After gapping up almost 50 pips to start the week, EUR/USD turned down from 1.2700 and ended Monday over 100 pips below its opening price. Strangely enough, this wasn’t the first time that this has happened!
As a matter of fact, just a week ago almost the exact same thing took place on EUR/USD. The market’s initial excitement over the Spanish bailout quickly died out last week, just as it did in response to this weekend’s Greek elections.
To me, this just shows a lack of confidence, and it clearly reveals the market’s awareness that there’s still a lot to accomplish to resolve euro zone’s structural flaws. Europe’s problems can’t and won’t be solved overnight, folks!
Bond yields tell the same story
Will EUR/USD see parity?
But is the lack of confidence over the common currency enough to drag EUR/USD all the way to parity? At least one analyst thinks so. Steven Barrow, head of G10 research at Standard Bank, believes that the pair could see such a drop if the region’s debt concerns “really get out of hand.”
And why wouldn’t it? For one, Spain has already opened the gates on receiving condition-free bailouts.

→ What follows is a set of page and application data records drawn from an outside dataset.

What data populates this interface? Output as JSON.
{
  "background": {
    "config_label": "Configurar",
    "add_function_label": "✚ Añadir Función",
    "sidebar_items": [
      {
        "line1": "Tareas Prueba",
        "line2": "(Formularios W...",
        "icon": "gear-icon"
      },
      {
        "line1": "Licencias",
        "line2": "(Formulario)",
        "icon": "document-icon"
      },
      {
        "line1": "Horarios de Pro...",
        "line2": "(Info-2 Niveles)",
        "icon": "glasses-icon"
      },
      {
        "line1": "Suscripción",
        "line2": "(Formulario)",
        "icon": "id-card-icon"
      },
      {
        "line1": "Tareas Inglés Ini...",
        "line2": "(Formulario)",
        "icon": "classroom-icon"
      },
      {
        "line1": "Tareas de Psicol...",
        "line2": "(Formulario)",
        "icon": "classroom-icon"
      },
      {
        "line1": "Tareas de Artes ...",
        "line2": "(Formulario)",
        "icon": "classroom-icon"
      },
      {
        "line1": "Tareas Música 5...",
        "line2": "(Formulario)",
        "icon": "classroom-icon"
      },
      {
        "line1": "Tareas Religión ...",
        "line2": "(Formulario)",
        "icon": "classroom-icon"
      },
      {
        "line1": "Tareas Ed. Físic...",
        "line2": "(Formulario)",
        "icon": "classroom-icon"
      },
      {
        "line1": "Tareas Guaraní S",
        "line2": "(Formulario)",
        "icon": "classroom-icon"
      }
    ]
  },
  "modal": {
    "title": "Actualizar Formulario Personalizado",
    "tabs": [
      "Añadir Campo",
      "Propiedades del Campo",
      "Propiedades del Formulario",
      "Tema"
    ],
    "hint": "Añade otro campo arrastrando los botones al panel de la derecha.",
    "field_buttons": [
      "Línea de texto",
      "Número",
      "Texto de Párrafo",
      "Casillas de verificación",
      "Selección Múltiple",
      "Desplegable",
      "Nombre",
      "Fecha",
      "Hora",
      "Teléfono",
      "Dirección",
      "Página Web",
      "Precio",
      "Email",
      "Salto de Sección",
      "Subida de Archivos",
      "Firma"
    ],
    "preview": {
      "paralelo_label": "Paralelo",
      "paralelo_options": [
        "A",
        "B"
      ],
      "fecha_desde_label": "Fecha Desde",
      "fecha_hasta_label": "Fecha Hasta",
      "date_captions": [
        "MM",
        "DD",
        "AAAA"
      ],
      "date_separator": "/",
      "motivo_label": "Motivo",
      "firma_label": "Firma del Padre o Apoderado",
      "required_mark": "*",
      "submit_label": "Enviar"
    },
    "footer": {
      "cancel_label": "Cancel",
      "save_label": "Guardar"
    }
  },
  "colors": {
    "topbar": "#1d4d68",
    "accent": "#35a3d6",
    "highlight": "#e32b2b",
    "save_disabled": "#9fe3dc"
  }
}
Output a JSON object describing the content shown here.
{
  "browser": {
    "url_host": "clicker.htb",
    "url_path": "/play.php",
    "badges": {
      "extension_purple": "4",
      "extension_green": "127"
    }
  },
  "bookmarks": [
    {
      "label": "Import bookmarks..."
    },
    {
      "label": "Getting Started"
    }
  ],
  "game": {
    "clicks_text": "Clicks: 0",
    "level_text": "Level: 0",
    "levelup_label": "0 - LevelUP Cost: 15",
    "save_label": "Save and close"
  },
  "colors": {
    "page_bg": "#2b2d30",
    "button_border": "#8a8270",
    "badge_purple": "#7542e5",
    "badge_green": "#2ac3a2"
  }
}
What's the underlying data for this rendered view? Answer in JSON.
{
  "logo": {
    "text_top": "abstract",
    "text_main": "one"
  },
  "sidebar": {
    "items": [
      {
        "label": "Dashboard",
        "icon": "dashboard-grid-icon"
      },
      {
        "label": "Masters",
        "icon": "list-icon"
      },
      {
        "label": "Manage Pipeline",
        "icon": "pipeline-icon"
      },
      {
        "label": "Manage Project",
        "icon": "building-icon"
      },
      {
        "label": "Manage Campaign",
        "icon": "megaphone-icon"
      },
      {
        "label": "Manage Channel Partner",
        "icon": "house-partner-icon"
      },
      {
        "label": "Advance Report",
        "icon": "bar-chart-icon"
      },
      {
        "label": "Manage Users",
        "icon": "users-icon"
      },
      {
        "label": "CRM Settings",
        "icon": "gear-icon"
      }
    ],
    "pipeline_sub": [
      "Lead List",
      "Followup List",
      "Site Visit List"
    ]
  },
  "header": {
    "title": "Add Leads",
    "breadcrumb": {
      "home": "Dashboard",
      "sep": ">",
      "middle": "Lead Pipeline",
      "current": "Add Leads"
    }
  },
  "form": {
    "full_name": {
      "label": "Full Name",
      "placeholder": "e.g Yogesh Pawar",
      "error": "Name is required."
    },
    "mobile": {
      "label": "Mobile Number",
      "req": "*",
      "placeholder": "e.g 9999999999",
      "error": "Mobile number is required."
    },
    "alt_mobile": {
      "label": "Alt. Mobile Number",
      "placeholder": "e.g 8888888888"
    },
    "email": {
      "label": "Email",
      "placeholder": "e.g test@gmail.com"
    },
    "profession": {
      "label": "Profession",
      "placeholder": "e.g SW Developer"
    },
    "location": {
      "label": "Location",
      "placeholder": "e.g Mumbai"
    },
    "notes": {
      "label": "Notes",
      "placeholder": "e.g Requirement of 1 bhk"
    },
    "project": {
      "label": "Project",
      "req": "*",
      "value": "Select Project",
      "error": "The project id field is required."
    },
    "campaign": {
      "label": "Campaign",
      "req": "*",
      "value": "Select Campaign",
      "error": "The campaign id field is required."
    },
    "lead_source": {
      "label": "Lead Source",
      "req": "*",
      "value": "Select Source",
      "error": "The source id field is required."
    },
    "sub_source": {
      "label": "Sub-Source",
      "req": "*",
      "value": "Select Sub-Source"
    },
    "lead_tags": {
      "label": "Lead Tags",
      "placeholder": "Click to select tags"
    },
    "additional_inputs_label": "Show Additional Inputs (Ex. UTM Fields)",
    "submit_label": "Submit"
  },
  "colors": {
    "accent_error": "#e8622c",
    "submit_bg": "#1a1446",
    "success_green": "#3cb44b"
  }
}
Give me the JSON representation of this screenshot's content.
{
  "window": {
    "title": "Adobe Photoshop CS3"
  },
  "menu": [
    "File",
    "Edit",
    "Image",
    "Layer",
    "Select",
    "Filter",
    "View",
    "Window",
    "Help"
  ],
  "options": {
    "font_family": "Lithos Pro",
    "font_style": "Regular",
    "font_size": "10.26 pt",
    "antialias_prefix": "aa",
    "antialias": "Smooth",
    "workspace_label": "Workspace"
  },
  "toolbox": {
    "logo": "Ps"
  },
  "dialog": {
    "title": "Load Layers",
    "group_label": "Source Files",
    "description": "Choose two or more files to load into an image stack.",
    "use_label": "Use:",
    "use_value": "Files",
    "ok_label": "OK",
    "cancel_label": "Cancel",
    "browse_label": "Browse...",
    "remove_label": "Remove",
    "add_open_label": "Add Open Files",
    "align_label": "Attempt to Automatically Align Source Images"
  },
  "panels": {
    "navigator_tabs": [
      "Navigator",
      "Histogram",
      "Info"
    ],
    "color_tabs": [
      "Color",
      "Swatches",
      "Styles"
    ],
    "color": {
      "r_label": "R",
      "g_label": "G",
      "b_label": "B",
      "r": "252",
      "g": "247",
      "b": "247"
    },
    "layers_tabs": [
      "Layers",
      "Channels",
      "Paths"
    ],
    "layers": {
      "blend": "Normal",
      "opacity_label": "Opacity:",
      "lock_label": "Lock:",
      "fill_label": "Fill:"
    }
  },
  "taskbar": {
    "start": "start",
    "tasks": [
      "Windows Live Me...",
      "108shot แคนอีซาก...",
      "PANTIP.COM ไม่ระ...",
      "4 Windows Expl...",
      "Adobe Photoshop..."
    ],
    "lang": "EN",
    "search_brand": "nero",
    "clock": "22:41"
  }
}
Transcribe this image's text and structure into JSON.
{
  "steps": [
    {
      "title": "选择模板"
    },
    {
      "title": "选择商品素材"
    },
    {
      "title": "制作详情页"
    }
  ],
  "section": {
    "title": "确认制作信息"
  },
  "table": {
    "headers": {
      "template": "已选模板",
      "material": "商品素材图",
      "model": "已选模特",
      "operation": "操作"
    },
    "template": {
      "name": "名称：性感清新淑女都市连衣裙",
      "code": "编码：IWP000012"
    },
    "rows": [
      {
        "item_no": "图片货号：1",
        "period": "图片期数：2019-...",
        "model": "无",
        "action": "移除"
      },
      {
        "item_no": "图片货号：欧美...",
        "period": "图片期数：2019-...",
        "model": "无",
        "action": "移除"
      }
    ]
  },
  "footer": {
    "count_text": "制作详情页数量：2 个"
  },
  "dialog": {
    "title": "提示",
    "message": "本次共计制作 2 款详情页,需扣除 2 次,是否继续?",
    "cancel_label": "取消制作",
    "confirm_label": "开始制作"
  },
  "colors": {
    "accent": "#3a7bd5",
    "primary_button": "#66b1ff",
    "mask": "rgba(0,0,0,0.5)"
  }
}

Ireland and Greece are already in the process of renegotiating their respective packages, but market players are now wondering if this is all leading to a series of bailouts that could soon include full-scale packages for Spain and even Italy.
If the domino effect on bailouts materializes, then the euro zone’s coffers could soon run out, forcing the region to actually tackle its fiscal problems. For many euro states, this means higher taxes and even harsher budget cuts that could further cripple the European economy.
So what are the chances that EUR/USD will hit parity?
Technically, it’s not impossible. If we take a look at EUR/USD’s weekly chart, we’ll see that the pair has been on a downtrend for the past 12 months. At this rate, a fresh low would only be a continuation of the long-term trend.
Besides, you also have central banks from all over the world determined to defend their currencies. The BOJ and SNB are on intervention watch, while the Fed is also expected to launch more quantitative easing in the near future.